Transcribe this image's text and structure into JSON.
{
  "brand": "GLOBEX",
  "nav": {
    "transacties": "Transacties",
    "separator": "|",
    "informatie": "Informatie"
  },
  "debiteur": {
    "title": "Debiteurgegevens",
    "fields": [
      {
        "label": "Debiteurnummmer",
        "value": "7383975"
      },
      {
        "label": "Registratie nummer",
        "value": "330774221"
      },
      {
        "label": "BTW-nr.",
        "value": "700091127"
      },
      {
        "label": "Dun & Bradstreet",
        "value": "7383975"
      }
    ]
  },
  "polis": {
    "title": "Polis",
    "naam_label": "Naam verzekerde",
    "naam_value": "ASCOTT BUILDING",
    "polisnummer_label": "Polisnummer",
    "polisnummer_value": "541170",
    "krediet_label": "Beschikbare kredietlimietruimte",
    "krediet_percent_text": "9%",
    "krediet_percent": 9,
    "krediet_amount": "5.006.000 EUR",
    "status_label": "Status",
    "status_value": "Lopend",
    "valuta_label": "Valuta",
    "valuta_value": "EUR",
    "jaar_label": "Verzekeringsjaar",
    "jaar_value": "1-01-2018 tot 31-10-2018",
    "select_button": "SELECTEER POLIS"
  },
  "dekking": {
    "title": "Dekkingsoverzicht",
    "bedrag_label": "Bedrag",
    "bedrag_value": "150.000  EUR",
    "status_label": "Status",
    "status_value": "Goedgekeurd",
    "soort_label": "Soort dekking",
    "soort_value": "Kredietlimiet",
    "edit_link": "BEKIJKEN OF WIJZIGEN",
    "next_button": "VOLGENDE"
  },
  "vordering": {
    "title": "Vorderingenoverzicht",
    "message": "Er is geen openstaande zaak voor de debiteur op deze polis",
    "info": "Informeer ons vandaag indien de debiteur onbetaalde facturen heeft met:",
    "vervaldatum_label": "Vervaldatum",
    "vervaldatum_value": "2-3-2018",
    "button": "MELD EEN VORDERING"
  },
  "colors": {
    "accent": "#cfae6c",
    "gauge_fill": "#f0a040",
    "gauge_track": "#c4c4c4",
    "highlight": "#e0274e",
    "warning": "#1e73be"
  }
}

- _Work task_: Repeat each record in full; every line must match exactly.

- _Your response_:
Transcribe this image's text and structure into JSON.
{
  "brand": "GLOBEX",
  "nav": {
    "transacties": "Transacties",
    "separator": "|",
    "informatie": "Informatie"
  },
  "debiteur": {
    "title": "Debiteurgegevens",
    "fields": [
      {
        "label": "Debiteurnummmer",
        "value": "7383975"
      },
      {
        "label": "Registratie nummer",
        "value": "330774221"
      },
      {
        "label": "BTW-nr.",
        "value": "700091127"
      },
      {
        "label": "Dun & Bradstreet",
        "value": "7383975"
      }
    ]
  },
  "polis": {
    "title": "Polis",
    "naam_label": "Naam verzekerde",
    "naam_value": "ASCOTT BUILDING",
    "polisnummer_label": "Polisnummer",
    "polisnummer_value": "541170",
    "krediet_label": "Beschikbare kredietlimietruimte",
    "krediet_percent_text": "9%",
    "krediet_percent": 9,
    "krediet_amount": "5.006.000 EUR",
    "status_label": "Status",
    "status_value": "Lopend",
    "valuta_label": "Valuta",
    "valuta_value": "EUR",
    "jaar_label": "Verzekeringsjaar",
    "jaar_value": "1-01-2018 tot 31-10-2018",
    "select_button": "SELECTEER POLIS"
  },
  "dekking": {
    "title": "Dekkingsoverzicht",
    "bedrag_label": "Bedrag",
    "bedrag_value": "150.000  EUR",
    "status_label": "Status",
    "status_value": "Goedgekeurd",
    "soort_label": "Soort dekking",
    "soort_value": "Kredietlimiet",
    "edit_link": "BEKIJKEN OF WIJZIGEN",
    "next_button": "VOLGENDE"
  },
  "vordering": {
    "title": "Vorderingenoverzicht",
    "message": "Er is geen openstaande zaak voor de debiteur op deze polis",
    "info": "Informeer ons vandaag indien de debiteur onbetaalde facturen heeft met:",
    "vervaldatum_label": "Vervaldatum",
    "vervaldatum_value": "2-3-2018",
    "button": "MELD EEN VORDERING"
  },
  "colors": {
    "accent": "#cfae6c",
    "gauge_fill": "#f0a040",
    "gauge_track": "#c4c4c4",
    "highlight": "#e0274e",
    "warning": "#1e73be"
  }
}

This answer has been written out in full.